● REQUIRED WORK
State how many lines in the records hold the word "data", giving the number and no other text.

ENTRIES PROVIDED Block Start

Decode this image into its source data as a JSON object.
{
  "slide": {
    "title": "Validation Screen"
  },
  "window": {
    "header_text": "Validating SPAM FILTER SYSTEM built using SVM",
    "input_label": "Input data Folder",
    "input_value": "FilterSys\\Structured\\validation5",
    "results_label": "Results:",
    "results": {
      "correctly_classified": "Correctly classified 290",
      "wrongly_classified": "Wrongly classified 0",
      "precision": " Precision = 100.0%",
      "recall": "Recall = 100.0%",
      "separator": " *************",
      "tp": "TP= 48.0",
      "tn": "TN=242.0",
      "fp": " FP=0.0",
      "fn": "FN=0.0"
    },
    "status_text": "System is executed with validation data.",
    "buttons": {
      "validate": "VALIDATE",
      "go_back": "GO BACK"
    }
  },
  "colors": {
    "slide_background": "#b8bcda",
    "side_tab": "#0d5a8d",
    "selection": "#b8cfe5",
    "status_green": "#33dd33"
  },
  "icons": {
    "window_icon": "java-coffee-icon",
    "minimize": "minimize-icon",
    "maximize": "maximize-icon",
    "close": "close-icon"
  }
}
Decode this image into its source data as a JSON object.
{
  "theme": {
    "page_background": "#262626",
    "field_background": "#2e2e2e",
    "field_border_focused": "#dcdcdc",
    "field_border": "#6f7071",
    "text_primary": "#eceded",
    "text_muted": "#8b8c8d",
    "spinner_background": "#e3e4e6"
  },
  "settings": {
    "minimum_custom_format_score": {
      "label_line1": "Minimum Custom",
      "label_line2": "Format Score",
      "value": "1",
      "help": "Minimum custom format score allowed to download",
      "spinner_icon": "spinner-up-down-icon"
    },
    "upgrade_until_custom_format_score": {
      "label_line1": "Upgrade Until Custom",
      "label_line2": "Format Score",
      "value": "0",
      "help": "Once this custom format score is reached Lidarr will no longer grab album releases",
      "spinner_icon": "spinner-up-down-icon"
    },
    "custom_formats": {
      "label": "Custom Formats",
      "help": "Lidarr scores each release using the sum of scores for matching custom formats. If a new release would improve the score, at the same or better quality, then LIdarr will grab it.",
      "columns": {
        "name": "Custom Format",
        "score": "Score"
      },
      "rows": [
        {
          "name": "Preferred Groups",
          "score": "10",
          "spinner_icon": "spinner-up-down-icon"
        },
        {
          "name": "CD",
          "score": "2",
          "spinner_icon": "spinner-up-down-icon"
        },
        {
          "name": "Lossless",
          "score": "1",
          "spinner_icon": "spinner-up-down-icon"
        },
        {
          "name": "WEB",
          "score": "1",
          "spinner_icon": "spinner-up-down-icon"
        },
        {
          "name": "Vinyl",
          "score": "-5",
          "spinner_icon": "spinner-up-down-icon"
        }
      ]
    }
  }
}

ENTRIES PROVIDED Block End

● YOUR RESPONSE
4